- [PROBLEM]
Using the data below, copy out all lines with the word "Diskon".

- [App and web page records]

BEGIN

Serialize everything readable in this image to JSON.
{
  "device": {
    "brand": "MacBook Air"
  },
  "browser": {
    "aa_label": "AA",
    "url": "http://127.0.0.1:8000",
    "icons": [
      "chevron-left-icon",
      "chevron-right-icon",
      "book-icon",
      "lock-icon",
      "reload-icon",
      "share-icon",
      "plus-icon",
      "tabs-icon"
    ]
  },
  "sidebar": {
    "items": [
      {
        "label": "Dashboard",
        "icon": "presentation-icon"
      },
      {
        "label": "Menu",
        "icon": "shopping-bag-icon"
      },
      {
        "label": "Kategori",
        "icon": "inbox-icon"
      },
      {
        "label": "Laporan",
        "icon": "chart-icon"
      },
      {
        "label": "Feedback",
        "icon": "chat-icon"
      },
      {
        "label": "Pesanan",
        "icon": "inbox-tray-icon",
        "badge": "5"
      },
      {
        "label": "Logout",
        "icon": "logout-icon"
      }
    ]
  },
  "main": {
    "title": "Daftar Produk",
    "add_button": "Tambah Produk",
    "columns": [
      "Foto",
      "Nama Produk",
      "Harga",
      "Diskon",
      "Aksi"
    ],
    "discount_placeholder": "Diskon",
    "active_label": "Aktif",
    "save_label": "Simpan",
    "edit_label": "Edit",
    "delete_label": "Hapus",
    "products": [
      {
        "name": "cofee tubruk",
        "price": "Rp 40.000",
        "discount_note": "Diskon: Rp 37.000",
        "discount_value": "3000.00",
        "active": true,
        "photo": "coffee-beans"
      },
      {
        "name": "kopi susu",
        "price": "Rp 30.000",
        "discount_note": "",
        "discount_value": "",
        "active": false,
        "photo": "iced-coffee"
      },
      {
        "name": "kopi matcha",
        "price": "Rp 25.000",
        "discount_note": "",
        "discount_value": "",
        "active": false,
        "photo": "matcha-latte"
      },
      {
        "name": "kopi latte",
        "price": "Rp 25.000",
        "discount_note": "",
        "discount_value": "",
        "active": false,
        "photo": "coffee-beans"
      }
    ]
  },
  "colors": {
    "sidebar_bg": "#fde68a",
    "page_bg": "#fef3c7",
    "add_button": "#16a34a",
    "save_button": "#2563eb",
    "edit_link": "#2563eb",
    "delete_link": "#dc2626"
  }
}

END

- [RESULT FOR THIS EXERCISE]
      "Diskon",
    "discount_placeholder": "Diskon",
        "discount_note": "Diskon: Rp 37.000",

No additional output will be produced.